Did You Know? Another Pause on Student Loan Repayments

Student loans in the U.S. total nearly $1.7 trillion, and at the start of the COVID-19 pandemic, President Trump temporarily paused federal student loan payments and dropped interest rates to zero. The original suspension, which began on March 13, 2020, was only meant to last two months. It has now been extended by both President … Continue reading “Did You Know? Another Pause on Student Loan Repayments”

North Carolina Aims to Halt Predatory Student Loan Lending

Student debt isn’t necessarily always bad. For some, taking out the necessary amount of loans to fund one’s education may be a prudent decision. But before taking out a loan, students should consider how much they actually need to borrow, from whom they should borrow, and whether they will likely be able to repay the … Continue reading “North Carolina Aims to Halt Predatory Student Loan Lending”

States Need to Take the Lead in Controlling College Costs

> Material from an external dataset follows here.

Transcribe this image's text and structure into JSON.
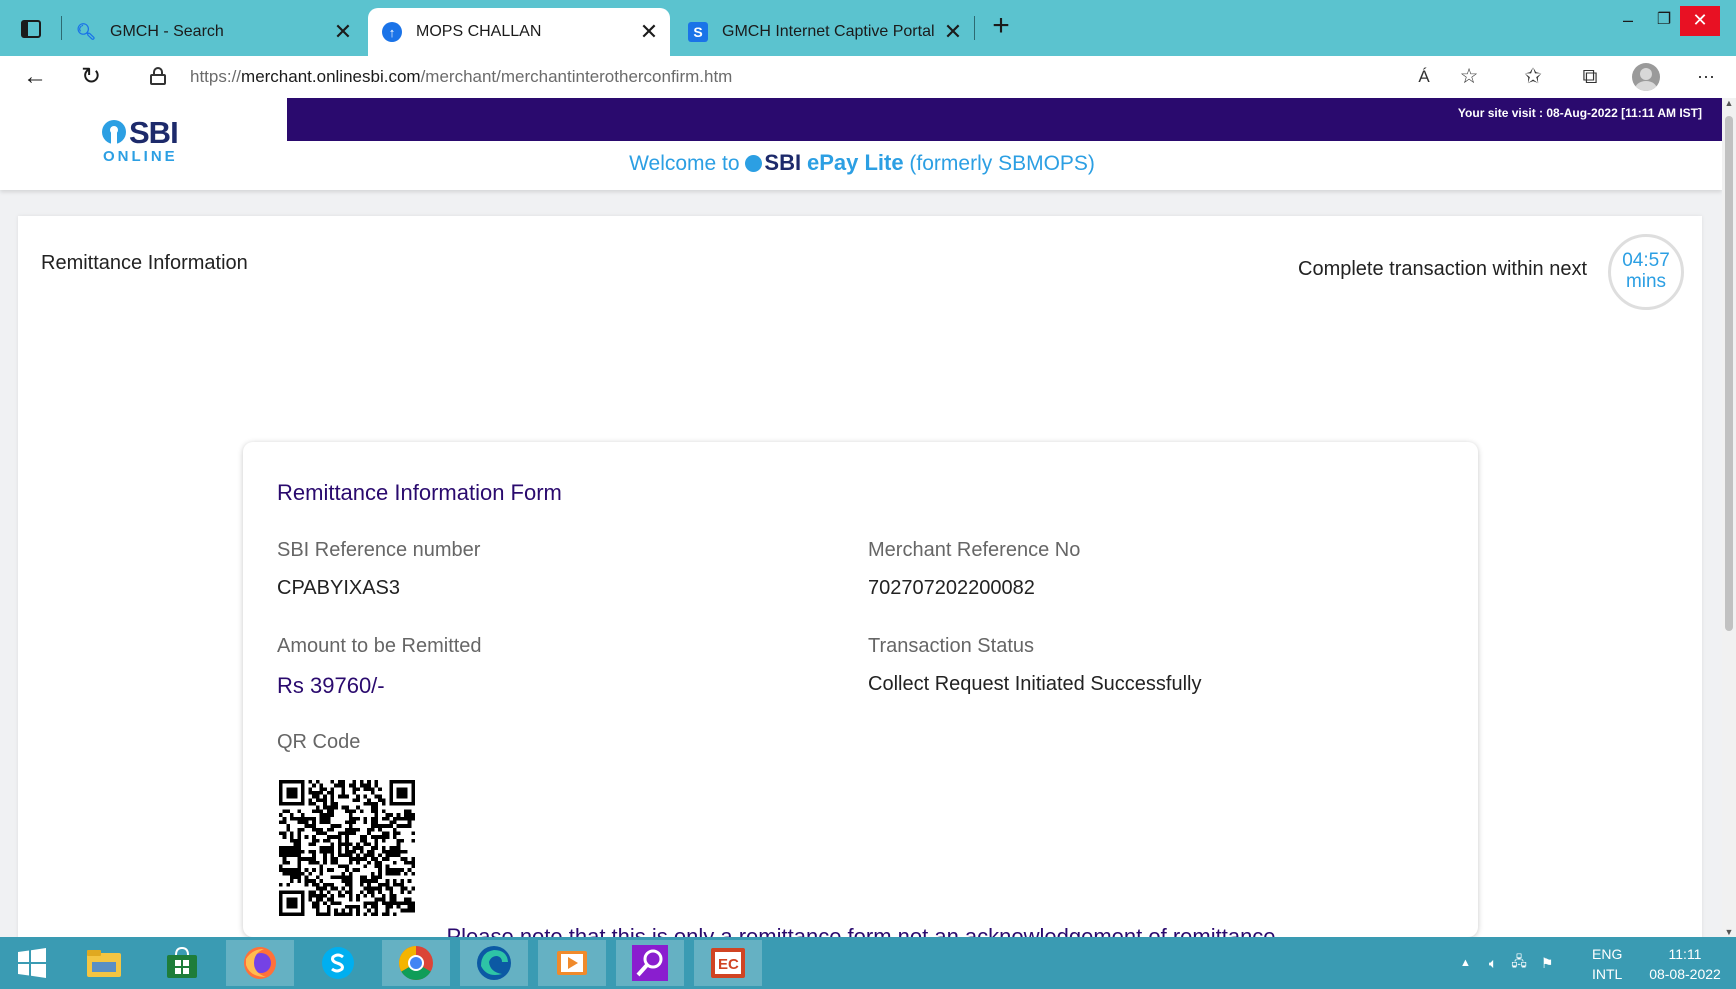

The coronavirus pandemic may be nearing its end, but that does not mean a return to normal in all cases. Even before the virus pushed classes out of the physical classroom to online, America’s system of colleges and universities was spiraling out of control with high costs and stagnant innovation. Every year, families about to … Continue reading “States Need to Take the Lead in Controlling College Costs”